After 22 seasons in the major leagues, Barry Lamar Bonds' playing career has died.
It ended not with a home run — or even a strikeout — as it should be in baseball. Instead, it ends in semi-exile, without even a phone call to lift Bonds from the unemployment line.
His agent, Jeff Borris, told the San Francisco Chronicle as much Thursday, saying it's all-but impossible for the 45-year-old Bonds to find work heading into 2010.
"It's two years since he played his last game, and if there was any chance he'd be back in a major-league uniform, it would have happened by now," Borris said. "When 2008 came around, I couldn't get him a job. When 2009 came around, I couldn't get him a job. Now, 2010 ... I'd say it's nearly impossible. It's an unfortunate ending to a storied career."
Bonds repeatedly has said he won't retire, so Borris' acknowledgement is the closest anyone will get to closure for now.
The players' union might pursue collusion charges against baseball owners, the hypocritical enablers who helped create the Bonds Frankenstein. If they're not the Mad Doctor himself (BALCO's Victor Conte plays that role) the owners acted as Igor the henchman, looking the other way and even passively encouraging him and others to juice up.
But even if they're guilty of conspiring to not hire Bonds, is there a jury in the world that would convict them? No matter how good he was, with and without drugs, Barry is the least sympathetic character in baseball history. He's unfit to inherit Henry Aaron's considerable mantel.
Bonds' last at-bat came against the San Diego Padres on Sept. 26, 2007. In the bottom of the sixth inning against Jake Peavy(notes), Bonds flied out to deep right-center. He went 0-for-3 on the day and made an error in left field. He was lifted for a pinch hitter in the seventh. It was Bonds' only appearance over the final two weeks of the season as he nursed injuries.

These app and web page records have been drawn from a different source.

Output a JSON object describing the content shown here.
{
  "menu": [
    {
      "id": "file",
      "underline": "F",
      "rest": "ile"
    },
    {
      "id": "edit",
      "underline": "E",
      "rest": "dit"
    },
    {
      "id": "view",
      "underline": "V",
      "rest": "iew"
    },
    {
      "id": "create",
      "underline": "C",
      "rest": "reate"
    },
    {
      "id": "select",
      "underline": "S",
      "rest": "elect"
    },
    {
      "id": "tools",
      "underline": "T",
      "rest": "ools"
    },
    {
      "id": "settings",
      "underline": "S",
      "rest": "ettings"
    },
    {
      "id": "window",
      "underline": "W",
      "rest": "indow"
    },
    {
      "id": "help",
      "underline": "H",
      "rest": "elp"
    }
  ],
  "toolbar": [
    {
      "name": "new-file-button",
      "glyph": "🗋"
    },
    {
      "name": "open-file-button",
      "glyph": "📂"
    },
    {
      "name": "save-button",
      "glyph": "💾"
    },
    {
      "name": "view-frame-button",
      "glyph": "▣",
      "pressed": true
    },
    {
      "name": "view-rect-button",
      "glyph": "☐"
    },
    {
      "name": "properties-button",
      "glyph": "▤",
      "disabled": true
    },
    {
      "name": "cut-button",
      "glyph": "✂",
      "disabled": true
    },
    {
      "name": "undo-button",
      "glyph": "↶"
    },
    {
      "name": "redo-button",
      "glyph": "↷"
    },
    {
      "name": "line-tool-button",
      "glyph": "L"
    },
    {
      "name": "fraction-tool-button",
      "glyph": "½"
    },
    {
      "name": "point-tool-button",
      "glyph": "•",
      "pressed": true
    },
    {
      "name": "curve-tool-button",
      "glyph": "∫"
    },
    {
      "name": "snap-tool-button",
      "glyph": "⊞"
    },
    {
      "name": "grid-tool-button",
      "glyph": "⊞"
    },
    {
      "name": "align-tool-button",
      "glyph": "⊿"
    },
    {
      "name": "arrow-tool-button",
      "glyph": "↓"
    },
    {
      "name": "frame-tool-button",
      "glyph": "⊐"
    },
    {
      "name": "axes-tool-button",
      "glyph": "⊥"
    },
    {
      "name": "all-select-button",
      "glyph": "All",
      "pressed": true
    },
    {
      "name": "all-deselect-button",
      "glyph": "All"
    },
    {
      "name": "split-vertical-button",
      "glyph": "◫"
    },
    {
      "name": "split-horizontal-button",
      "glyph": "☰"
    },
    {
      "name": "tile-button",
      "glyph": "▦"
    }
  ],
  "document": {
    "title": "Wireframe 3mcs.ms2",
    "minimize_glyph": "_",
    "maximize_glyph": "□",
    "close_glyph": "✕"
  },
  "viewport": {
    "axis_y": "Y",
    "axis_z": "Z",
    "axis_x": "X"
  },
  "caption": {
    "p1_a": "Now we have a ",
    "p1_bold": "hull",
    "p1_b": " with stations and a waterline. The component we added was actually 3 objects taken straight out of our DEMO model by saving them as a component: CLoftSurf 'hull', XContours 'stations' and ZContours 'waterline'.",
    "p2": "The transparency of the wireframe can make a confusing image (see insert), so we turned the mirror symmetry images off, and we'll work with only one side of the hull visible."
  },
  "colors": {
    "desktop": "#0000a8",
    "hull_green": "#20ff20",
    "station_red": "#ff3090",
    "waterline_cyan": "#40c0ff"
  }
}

And that was all. It was over then, even if we didn't know yet.
There will be no services. Just a wake of disappointment.